# Work instruction
From the first line to the last, please reproduce the material exactly, skipping the pictures.

# Listed entries
[Start of section]

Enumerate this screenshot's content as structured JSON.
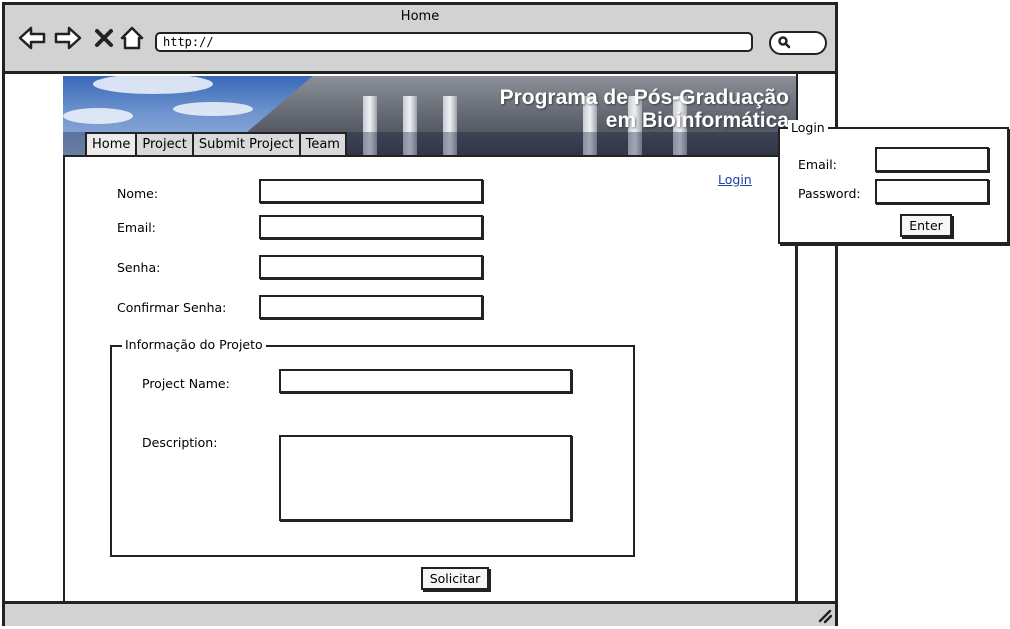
{
  "window": {
    "title": "Home"
  },
  "browser": {
    "url": "http://",
    "icons": [
      "back-arrow-icon",
      "forward-arrow-icon",
      "close-x-icon",
      "home-icon",
      "search-icon",
      "resize-grip-icon"
    ]
  },
  "banner": {
    "title_line1": "Programa de Pós-Graduação",
    "title_line2": "em Bioinformática"
  },
  "tabs": [
    {
      "label": "Home"
    },
    {
      "label": "Project"
    },
    {
      "label": "Submit Project"
    },
    {
      "label": "Team"
    }
  ],
  "form": {
    "login_link": "Login",
    "nome_label": "Nome:",
    "email_label": "Email:",
    "senha_label": "Senha:",
    "confirmar_label": "Confirmar Senha:",
    "nome_value": "",
    "email_value": "",
    "senha_value": "",
    "confirmar_value": "",
    "project_section": {
      "legend": "Informação do Projeto",
      "name_label": "Project Name:",
      "description_label": "Description:",
      "name_value": "",
      "description_value": ""
    },
    "submit_label": "Solicitar"
  },
  "login_panel": {
    "legend": "Login",
    "email_label": "Email:",
    "password_label": "Password:",
    "email_value": "",
    "password_value": "",
    "enter_label": "Enter"
  }
}
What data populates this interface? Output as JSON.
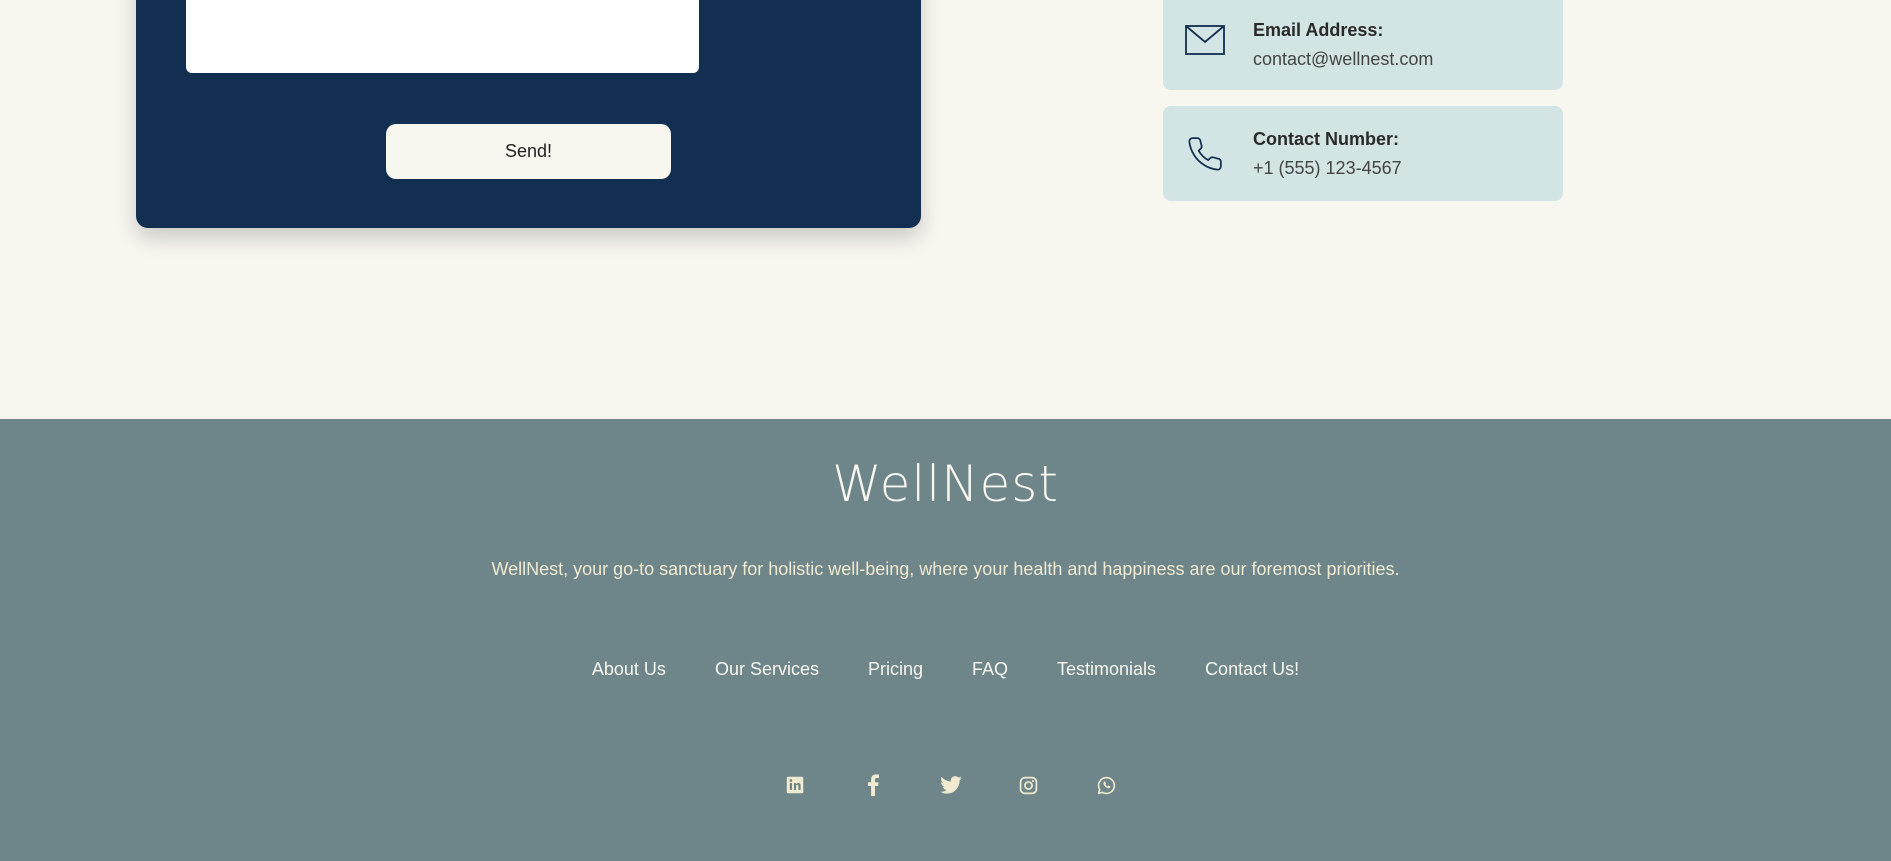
{
  "form": {
    "message_value": "",
    "send_label": "Send!"
  },
  "contact_info": {
    "email": {
      "label": "Email Address:",
      "value": "contact@wellnest.com",
      "icon": "envelope-icon"
    },
    "phone": {
      "label": "Contact Number:",
      "value": "+1 (555) 123-4567",
      "icon": "phone-icon"
    }
  },
  "footer": {
    "brand": "WellNest",
    "tagline": "WellNest, your go-to sanctuary for holistic well-being, where your health and happiness are our foremost priorities.",
    "nav": [
      {
        "label": "About Us"
      },
      {
        "label": "Our Services"
      },
      {
        "label": "Pricing"
      },
      {
        "label": "FAQ"
      },
      {
        "label": "Testimonials"
      },
      {
        "label": "Contact Us!"
      }
    ],
    "social": [
      {
        "icon": "linkedin-icon"
      },
      {
        "icon": "facebook-icon"
      },
      {
        "icon": "twitter-icon"
      },
      {
        "icon": "instagram-icon"
      },
      {
        "icon": "whatsapp-icon"
      }
    ]
  },
  "colors": {
    "page_background": "#f7f6ef",
    "form_card": "#122e50",
    "info_card": "#d3e4e4",
    "footer_background": "#6e8589",
    "footer_text": "#f7f6ef",
    "tagline_text": "#f0ead0"
  }
}
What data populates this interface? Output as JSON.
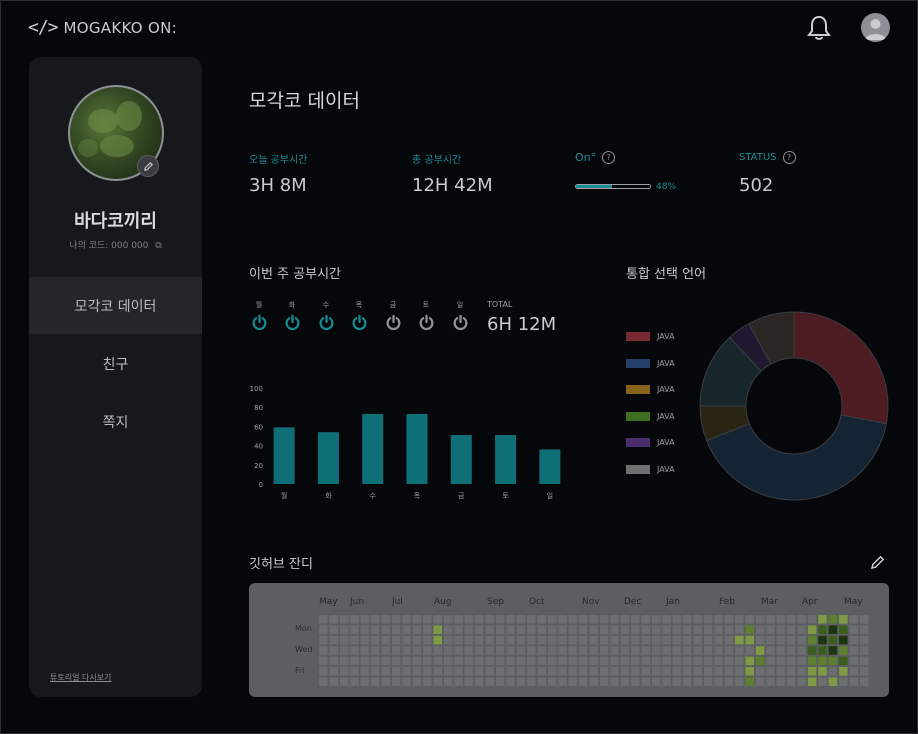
{
  "app": {
    "logo_mark": "</>",
    "logo_text": "MOGAKKO ON:"
  },
  "header": {
    "notification_icon": "bell-icon",
    "profile_icon": "user-avatar-icon"
  },
  "sidebar": {
    "nickname": "바다코끼리",
    "code_label": "나의 코드: 000 000",
    "nav": [
      {
        "label": "모각코 데이터",
        "active": true
      },
      {
        "label": "친구",
        "active": false
      },
      {
        "label": "쪽지",
        "active": false
      }
    ],
    "tutorial_link": "튜토리얼 다시보기"
  },
  "main": {
    "title": "모각코 데이터",
    "stats": {
      "today": {
        "label": "오늘 공부시간",
        "value": "3H 8M"
      },
      "total": {
        "label": "총 공부시간",
        "value": "12H 42M"
      },
      "on": {
        "label": "On°",
        "percent_label": "48%",
        "percent": 48
      },
      "status": {
        "label": "STATUS",
        "value": "502"
      }
    },
    "weekly": {
      "title": "이번 주 공부시간",
      "days": [
        {
          "label": "월",
          "active": true
        },
        {
          "label": "화",
          "active": true
        },
        {
          "label": "수",
          "active": true
        },
        {
          "label": "목",
          "active": true
        },
        {
          "label": "금",
          "active": false
        },
        {
          "label": "토",
          "active": false
        },
        {
          "label": "일",
          "active": false
        }
      ],
      "total_label": "TOTAL",
      "total_value": "6H 12M"
    },
    "languages": {
      "title": "통합 선택 언어",
      "items": [
        {
          "label": "JAVA",
          "color": "#7a2a33"
        },
        {
          "label": "JAVA",
          "color": "#25406b"
        },
        {
          "label": "JAVA",
          "color": "#8a6418"
        },
        {
          "label": "JAVA",
          "color": "#3f6e1e"
        },
        {
          "label": "JAVA",
          "color": "#4b2e6b"
        },
        {
          "label": "JAVA",
          "color": "#707070"
        }
      ]
    },
    "grass": {
      "title": "깃허브 잔디",
      "months": [
        "May",
        "Jun",
        "Jul",
        "Aug",
        "Sep",
        "Oct",
        "Nov",
        "Dec",
        "Jan",
        "Feb",
        "Mar",
        "Apr",
        "May"
      ],
      "weekdays": [
        "Mon",
        "Wed",
        "Fri"
      ]
    }
  },
  "chart_data": {
    "type": "bar",
    "categories": [
      "월",
      "화",
      "수",
      "목",
      "금",
      "토",
      "일"
    ],
    "values": [
      59,
      54,
      73,
      73,
      51,
      51,
      36
    ],
    "ylim": [
      0,
      100
    ],
    "yticks": [
      0,
      20,
      40,
      60,
      80,
      100
    ],
    "bar_color": "#0f6f76"
  },
  "donut_data": {
    "type": "pie",
    "series": [
      {
        "color": "#4d1b22",
        "value": 28
      },
      {
        "color": "#152433",
        "value": 41
      },
      {
        "color": "#2a2413",
        "value": 6
      },
      {
        "color": "#17262a",
        "value": 13
      },
      {
        "color": "#1f1830",
        "value": 4
      },
      {
        "color": "#2b2624",
        "value": 8
      }
    ]
  }
}
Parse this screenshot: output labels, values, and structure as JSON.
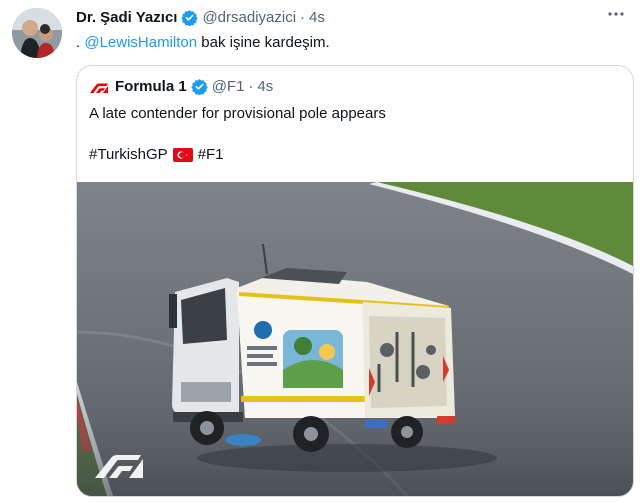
{
  "tweet": {
    "author_name": "Dr. Şadi Yazıcı",
    "handle": "@drsadiyazici",
    "separator": "·",
    "time": "4s",
    "text_prefix": ".",
    "mention": "@LewisHamilton",
    "text_rest": "bak işine kardeşim."
  },
  "quote": {
    "author_name": "Formula 1",
    "handle": "@F1",
    "separator": "·",
    "time": "4s",
    "text": "A late contender for provisional pole appears",
    "hashtag1": "#TurkishGP",
    "hashtag2": "#F1",
    "media_watermark": "F1"
  },
  "icons": {
    "verified": "verified-badge-icon",
    "more": "more-options-icon",
    "flag": "turkey-flag-icon",
    "brand": "f1-logo-icon"
  },
  "colors": {
    "link": "#1d9bf0",
    "muted": "#536471",
    "border": "#cfd9de",
    "verified": "#1d9bf0",
    "f1_red": "#e10600"
  }
}
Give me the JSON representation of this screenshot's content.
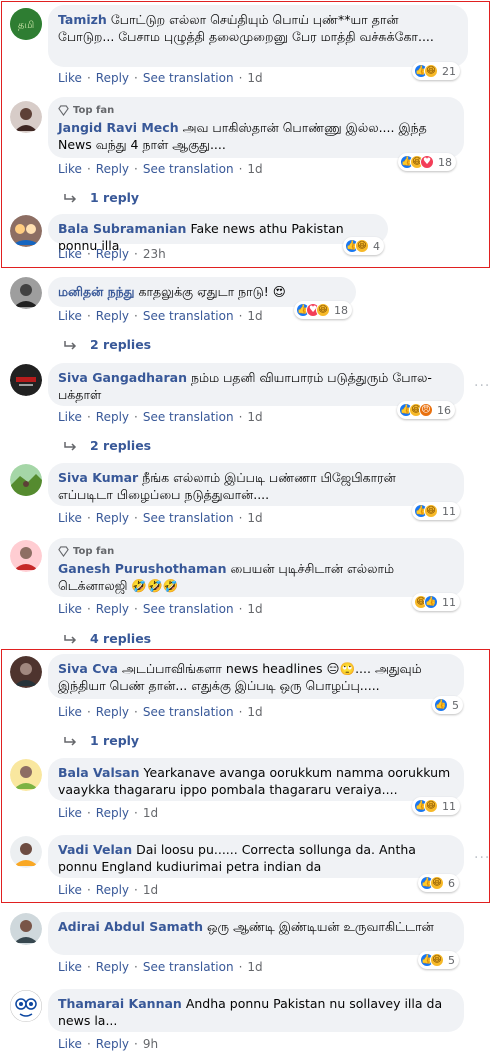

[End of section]

# Task result
Enumerate this screenshot's content as structured JSON.
{
  "window": {
    "title": "Home"
  },
  "browser": {
    "url": "http://",
    "icons": [
      "back-arrow-icon",
      "forward-arrow-icon",
      "close-x-icon",
      "home-icon",
      "search-icon",
      "resize-grip-icon"
    ]
  },
  "banner": {
    "title_line1": "Programa de Pós-Graduação",
    "title_line2": "em Bioinformática"
  },
  "tabs": [
    {
      "label": "Home"
    },
    {
      "label": "Project"
    },
    {
      "label": "Submit Project"
    },
    {
      "label": "Team"
    }
  ],
  "form": {
    "login_link": "Login",
    "nome_label": "Nome:",
    "email_label": "Email:",
    "senha_label": "Senha:",
    "confirmar_label": "Confirmar Senha:",
    "nome_value": "",
    "email_value": "",
    "senha_value": "",
    "confirmar_value": "",
    "project_section": {
      "legend": "Informação do Projeto",
      "name_label": "Project Name:",
      "description_label": "Description:",
      "name_value": "",
      "description_value": ""
    },
    "submit_label": "Solicitar"
  },
  "login_panel": {
    "legend": "Login",
    "email_label": "Email:",
    "password_label": "Password:",
    "email_value": "",
    "password_value": "",
    "enter_label": "Enter"
  }
}
What data populates this interface? Output as JSON.
{
  "form": {
    "message_value": "",
    "send_label": "Send!"
  },
  "contact_info": {
    "email": {
      "label": "Email Address:",
      "value": "contact@wellnest.com",
      "icon": "envelope-icon"
    },
    "phone": {
      "label": "Contact Number:",
      "value": "+1 (555) 123-4567",
      "icon": "phone-icon"
    }
  },
  "footer": {
    "brand": "WellNest",
    "tagline": "WellNest, your go-to sanctuary for holistic well-being, where your health and happiness are our foremost priorities.",
    "nav": [
      {
        "label": "About Us"
      },
      {
        "label": "Our Services"
      },
      {
        "label": "Pricing"
      },
      {
        "label": "FAQ"
      },
      {
        "label": "Testimonials"
      },
      {
        "label": "Contact Us!"
      }
    ],
    "social": [
      {
        "icon": "linkedin-icon"
      },
      {
        "icon": "facebook-icon"
      },
      {
        "icon": "twitter-icon"
      },
      {
        "icon": "instagram-icon"
      },
      {
        "icon": "whatsapp-icon"
      }
    ]
  },
  "colors": {
    "page_background": "#f7f6ef",
    "form_card": "#122e50",
    "info_card": "#d3e4e4",
    "footer_background": "#6e8589",
    "footer_text": "#f7f6ef",
    "tagline_text": "#f0ead0"
  }
}
What data populates this interface? Output as JSON.
{
  "app": {
    "logo_mark": "</>",
    "logo_text": "MOGAKKO ON:"
  },
  "header": {
    "notification_icon": "bell-icon",
    "profile_icon": "user-avatar-icon"
  },
  "sidebar": {
    "nickname": "바다코끼리",
    "code_label": "나의 코드: 000 000",
    "nav": [
      {
        "label": "모각코 데이터",
        "active": true
      },
      {
        "label": "친구",
        "active": false
      },
      {
        "label": "쪽지",
        "active": false
      }
    ],
    "tutorial_link": "튜토리얼 다시보기"
  },
  "main": {
    "title": "모각코 데이터",
    "stats": {
      "today": {
        "label": "오늘 공부시간",
        "value": "3H 8M"
      },
      "total": {
        "label": "총 공부시간",
        "value": "12H 42M"
      },
      "on": {
        "label": "On°",
        "percent_label": "48%",
        "percent": 48
      },
      "status": {
        "label": "STATUS",
        "value": "502"
      }
    },
    "weekly": {
      "title": "이번 주 공부시간",
      "days": [
        {
          "label": "월",
          "active": true
        },
        {
          "label": "화",
          "active": true
        },
        {
          "label": "수",
          "active": true
        },
        {
          "label": "목",
          "active": true
        },
        {
          "label": "금",
          "active": false
        },
        {
          "label": "토",
          "active": false
        },
        {
          "label": "일",
          "active": false
        }
      ],
      "total_label": "TOTAL",
      "total_value": "6H 12M"
    },
    "languages": {
      "title": "통합 선택 언어",
      "items": [
        {
          "label": "JAVA",
          "color": "#7a2a33"
        },
        {
          "label": "JAVA",
          "color": "#25406b"
        },
        {
          "label": "JAVA",
          "color": "#8a6418"
        },
        {
          "label": "JAVA",
          "color": "#3f6e1e"
        },
        {
          "label": "JAVA",
          "color": "#4b2e6b"
        },
        {
          "label": "JAVA",
          "color": "#707070"
        }
      ]
    },
    "grass": {
      "title": "깃허브 잔디",
      "months": [
        "May",
        "Jun",
        "Jul",
        "Aug",
        "Sep",
        "Oct",
        "Nov",
        "Dec",
        "Jan",
        "Feb",
        "Mar",
        "Apr",
        "May"
      ],
      "weekdays": [
        "Mon",
        "Wed",
        "Fri"
      ]
    }
  },
  "chart_data": {
    "type": "bar",
    "categories": [
      "월",
      "화",
      "수",
      "목",
      "금",
      "토",
      "일"
    ],
    "values": [
      59,
      54,
      73,
      73,
      51,
      51,
      36
    ],
    "ylim": [
      0,
      100
    ],
    "yticks": [
      0,
      20,
      40,
      60,
      80,
      100
    ],
    "bar_color": "#0f6f76"
  },
  "donut_data": {
    "type": "pie",
    "series": [
      {
        "color": "#4d1b22",
        "value": 28
      },
      {
        "color": "#152433",
        "value": 41
      },
      {
        "color": "#2a2413",
        "value": 6
      },
      {
        "color": "#17262a",
        "value": 13
      },
      {
        "color": "#1f1830",
        "value": 4
      },
      {
        "color": "#2b2624",
        "value": 8
      }
    ]
  }
}
Parse this screenshot: output labels, values, and structure as JSON.
{
  "tweet": {
    "author_name": "Dr. Şadi Yazıcı",
    "handle": "@drsadiyazici",
    "separator": "·",
    "time": "4s",
    "text_prefix": ".",
    "mention": "@LewisHamilton",
    "text_rest": "bak işine kardeşim."
  },
  "quote": {
    "author_name": "Formula 1",
    "handle": "@F1",
    "separator": "·",
    "time": "4s",
    "text": "A late contender for provisional pole appears",
    "hashtag1": "#TurkishGP",
    "hashtag2": "#F1",
    "media_watermark": "F1"
  },
  "icons": {
    "verified": "verified-badge-icon",
    "more": "more-options-icon",
    "flag": "turkey-flag-icon",
    "brand": "f1-logo-icon"
  },
  "colors": {
    "link": "#1d9bf0",
    "muted": "#536471",
    "border": "#cfd9de",
    "verified": "#1d9bf0",
    "f1_red": "#e10600"
  }
}
Give me the JSON representation of this screenshot's content.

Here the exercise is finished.